From the listing that follows, report the number of lines with the word "good" in them, and no other output.

>>>

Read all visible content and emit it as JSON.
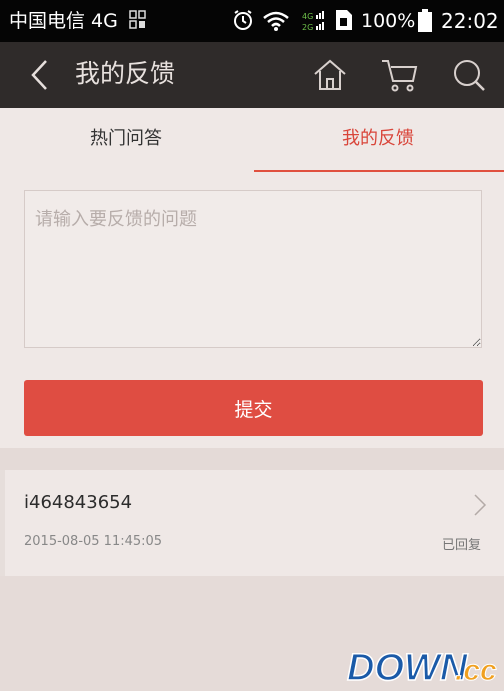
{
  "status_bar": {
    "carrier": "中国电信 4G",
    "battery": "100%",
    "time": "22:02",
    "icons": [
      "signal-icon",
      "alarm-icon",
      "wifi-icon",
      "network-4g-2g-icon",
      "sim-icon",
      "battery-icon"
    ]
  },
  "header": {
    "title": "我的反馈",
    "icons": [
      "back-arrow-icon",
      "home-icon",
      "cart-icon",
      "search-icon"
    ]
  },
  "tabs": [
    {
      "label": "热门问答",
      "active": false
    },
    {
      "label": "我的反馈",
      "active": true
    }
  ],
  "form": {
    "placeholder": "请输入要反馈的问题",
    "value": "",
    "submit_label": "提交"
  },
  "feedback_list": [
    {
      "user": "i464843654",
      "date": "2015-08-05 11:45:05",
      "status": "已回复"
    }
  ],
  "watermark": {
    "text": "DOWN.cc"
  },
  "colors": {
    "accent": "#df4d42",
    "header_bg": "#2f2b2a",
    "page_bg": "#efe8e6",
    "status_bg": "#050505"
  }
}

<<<
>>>

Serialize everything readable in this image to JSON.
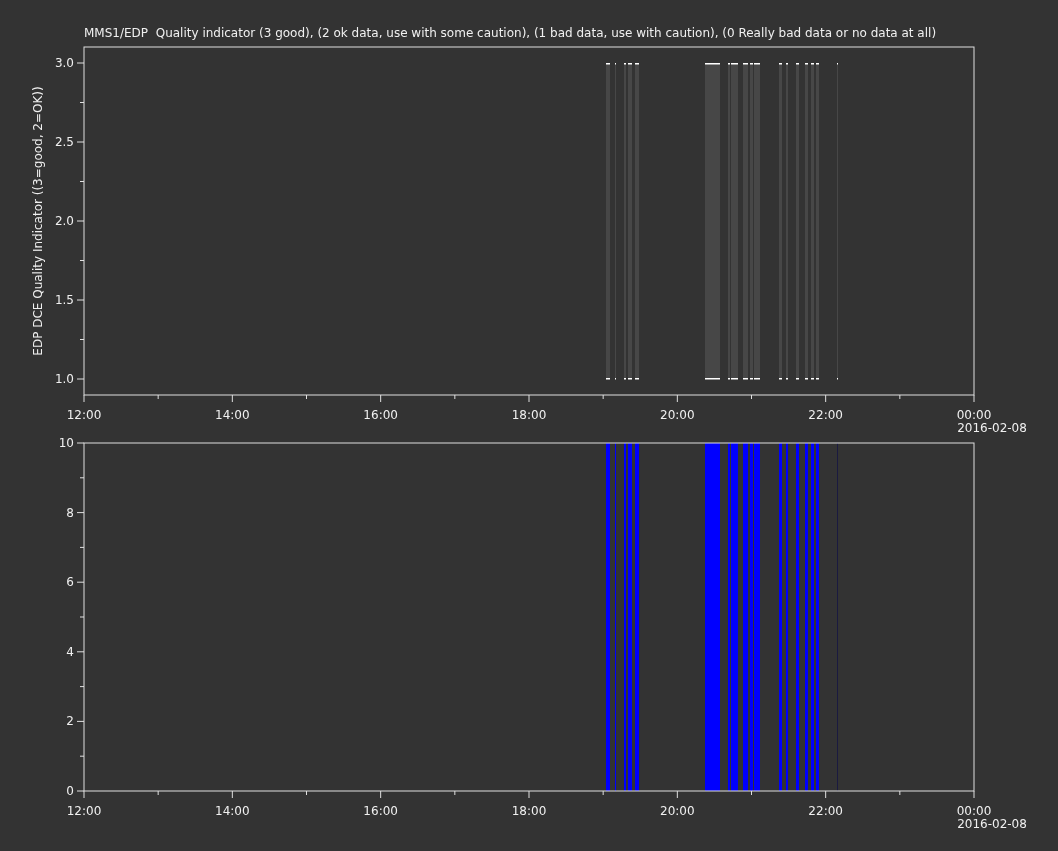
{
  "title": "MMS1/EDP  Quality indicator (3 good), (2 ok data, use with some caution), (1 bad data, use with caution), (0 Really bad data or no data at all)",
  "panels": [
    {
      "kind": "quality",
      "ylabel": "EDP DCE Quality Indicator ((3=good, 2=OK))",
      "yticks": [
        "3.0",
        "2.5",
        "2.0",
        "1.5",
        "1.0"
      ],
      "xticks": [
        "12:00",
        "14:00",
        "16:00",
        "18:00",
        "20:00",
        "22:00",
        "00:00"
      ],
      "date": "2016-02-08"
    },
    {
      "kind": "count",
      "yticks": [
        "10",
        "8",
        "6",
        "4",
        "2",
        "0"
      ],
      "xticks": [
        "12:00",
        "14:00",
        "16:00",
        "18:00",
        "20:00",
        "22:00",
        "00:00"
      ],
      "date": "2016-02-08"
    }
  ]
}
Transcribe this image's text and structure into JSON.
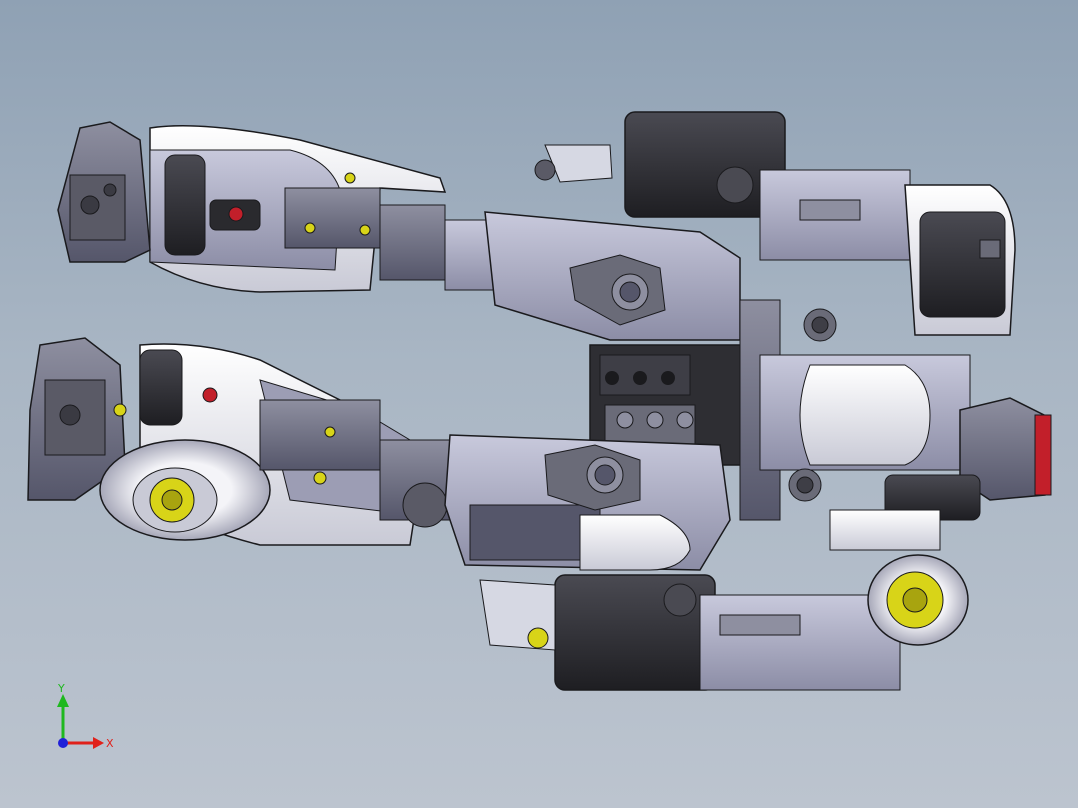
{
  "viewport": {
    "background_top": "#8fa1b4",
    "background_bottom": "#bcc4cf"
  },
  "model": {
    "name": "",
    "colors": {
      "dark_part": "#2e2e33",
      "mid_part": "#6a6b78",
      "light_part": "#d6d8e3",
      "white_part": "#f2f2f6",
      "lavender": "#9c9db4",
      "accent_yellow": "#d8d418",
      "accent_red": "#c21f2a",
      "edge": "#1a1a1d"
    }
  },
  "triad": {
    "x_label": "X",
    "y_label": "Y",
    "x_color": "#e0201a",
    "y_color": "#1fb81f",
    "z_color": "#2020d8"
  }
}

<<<
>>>

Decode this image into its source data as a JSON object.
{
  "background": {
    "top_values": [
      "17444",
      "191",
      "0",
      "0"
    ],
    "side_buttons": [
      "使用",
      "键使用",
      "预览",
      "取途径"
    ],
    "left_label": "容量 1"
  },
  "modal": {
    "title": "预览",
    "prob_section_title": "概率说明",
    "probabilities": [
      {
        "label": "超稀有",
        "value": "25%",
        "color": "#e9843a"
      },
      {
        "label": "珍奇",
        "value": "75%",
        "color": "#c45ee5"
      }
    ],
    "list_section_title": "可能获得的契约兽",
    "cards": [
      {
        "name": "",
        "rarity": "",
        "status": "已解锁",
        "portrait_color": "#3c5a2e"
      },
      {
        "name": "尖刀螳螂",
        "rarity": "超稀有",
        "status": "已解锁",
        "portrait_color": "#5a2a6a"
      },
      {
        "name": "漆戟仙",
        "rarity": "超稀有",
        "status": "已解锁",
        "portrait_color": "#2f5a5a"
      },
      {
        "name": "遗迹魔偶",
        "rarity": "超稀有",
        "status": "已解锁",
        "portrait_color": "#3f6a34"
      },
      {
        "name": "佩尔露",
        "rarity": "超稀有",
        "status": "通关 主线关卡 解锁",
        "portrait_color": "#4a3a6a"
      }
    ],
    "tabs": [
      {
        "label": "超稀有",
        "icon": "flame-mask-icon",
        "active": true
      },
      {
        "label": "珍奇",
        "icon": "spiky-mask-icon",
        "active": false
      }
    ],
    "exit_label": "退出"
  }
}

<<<

*Solution for this exercise:* 2